Also setting up a certain "specialists" council of some kind (class leader, role leader, whatever) takes quite a lot work off of you. Those should of course be very familiar with the according classes and be top players in your raid (they don't neccessary need to play the class as their main, so far I've seen main chars being outperformed by an extremely well played twink). Ask them to look at under-performers and give advice. Here might Rawr be a good help since you can compare differences between members of a class and don't having to worry about different degrees of accuracy from different Rawr modules.
Another way which was kinda successful in our guild (to my big surprise, I expected more trouble) was that the raid leader used a few days to look at every raid char in the guild and made a public post in our forum about his views on the person's performance with possible improvements and the request for comments from others and the player himself. This yielded some very good results and improved the general raid performance. However you need to be very careful with your wording because people may take offense very fast on public criticism.

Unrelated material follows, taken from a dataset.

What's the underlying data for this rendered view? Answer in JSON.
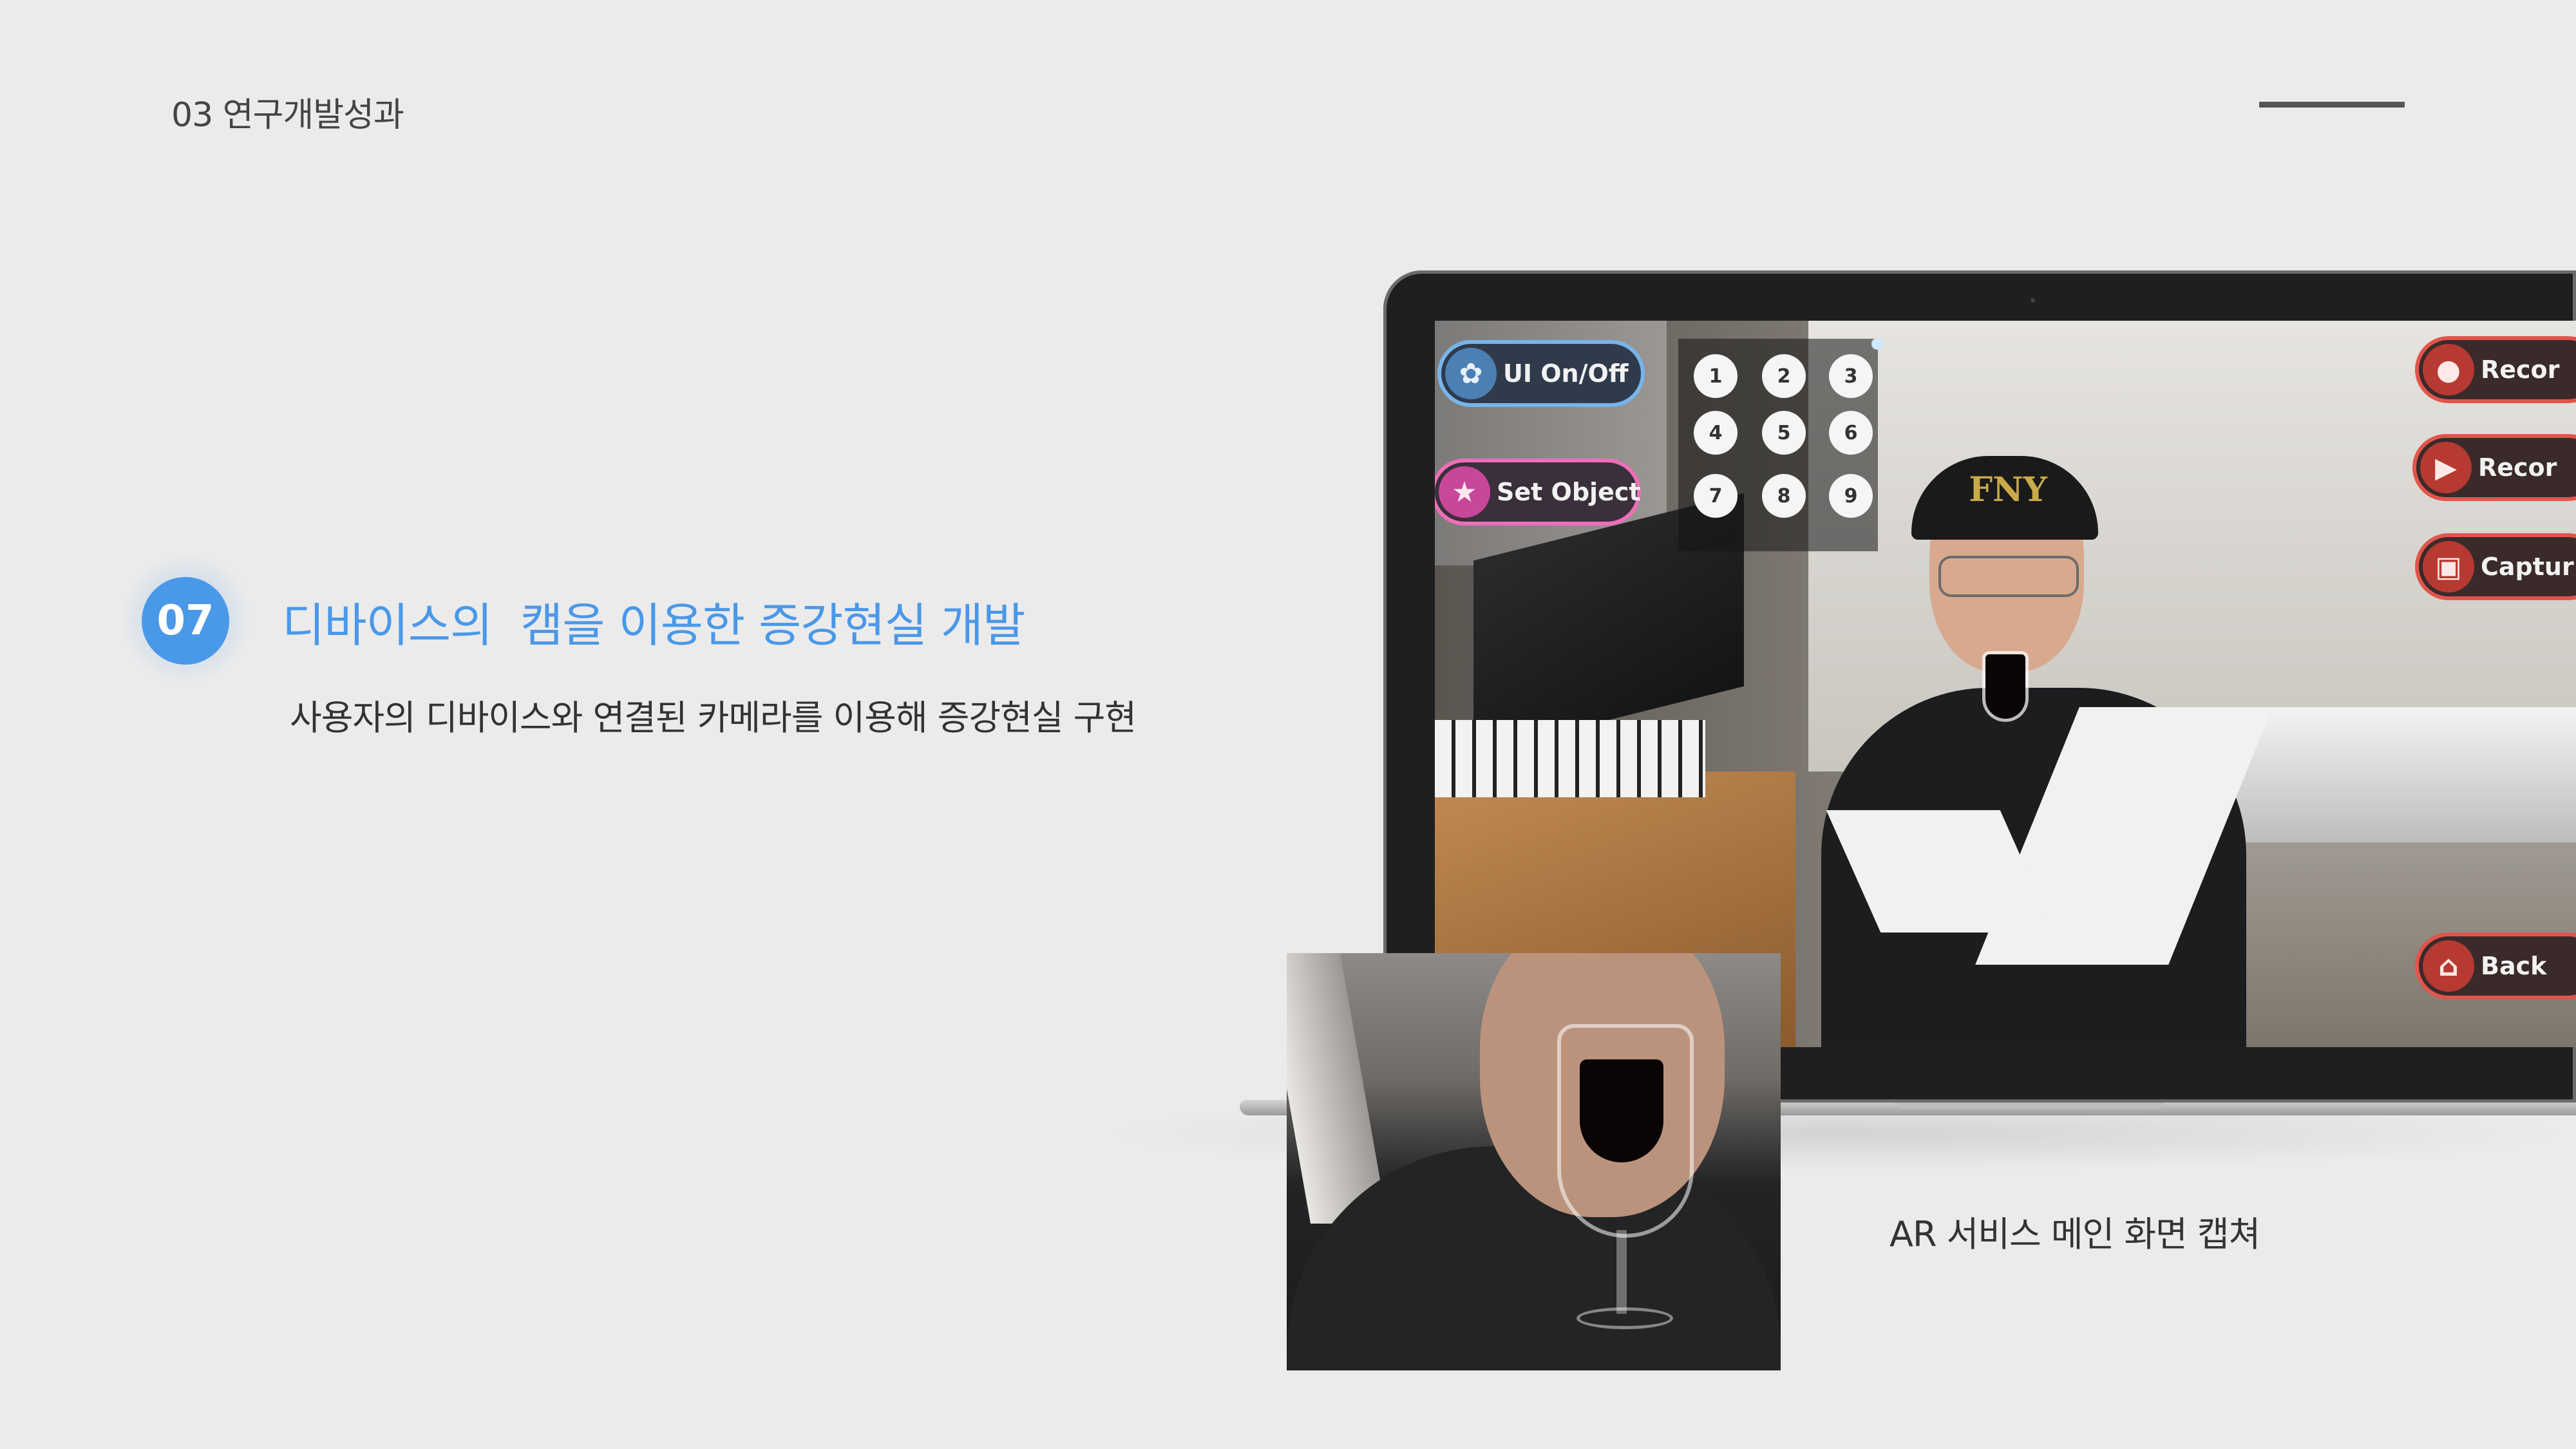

Another thing I've noticed: Don't only compare DPS but also check for target switches. A target switch almost always costs DPS however is very important to certain boss fights. We have a few people in our raid who constantly are very high on the dps meters however hardly switch targets but stay on the main target if possible at all times to increase their dps (a fully debuffed target provides of course better dps than a newly spawned add). So while they look good on damage meters they are hindering the raid on encounters like Morrowgar or Deathbringer Saurfang. On normal mode that's usually not that important, but I expect hard modes will require fast switches. You can check who did how much damage on which adds by selecting the Creature in WoL and selecting Damage by Actor. Faster/better switches often improve raid performance much more than 200 dps.

Jan 4, 2010 at 10:53 PM
Just wanted to throw my 2cents in here.

Another easy thing you can do is look at percentages of overall damage to what a tool such as Rawr would give (assuming that the Rawr model is current). Many players don't hit the optimal DPS due to lag, movement, etc, but you can tell if their rotation is correct by comparing percentages. Rawr says you should be 20% white swings, 10% SpecialA, 15% SpecialB. The parse shows 30% white swings, 10% SpecialA, and 5% SpecialB. Clearly, something is wrong

You can also look at the GCD usage (The fight should be giving ~200GCDs over a 5min fight. 180 GCDs used is within 10% and is probably doing pretty well; 120 GCDs, this guy did something wrong.

Also, many online logging tools will show procs. You can look at how many Overpowers were lost by counting Taste for Blood procs and target dodges, and comparing to the number of Overpowers cast. Things like that.

Unfortunately, these are all model specific, so it would need the expertise of people who know how to play the spec correctly. It's definitely an interesting topic, and one we've discussed in the past. I'm sure you could find some people willing to help you, even if you only start out parsing one or two specs. You gotta start somewhere...didn't Rawr start off as Bear-only? :P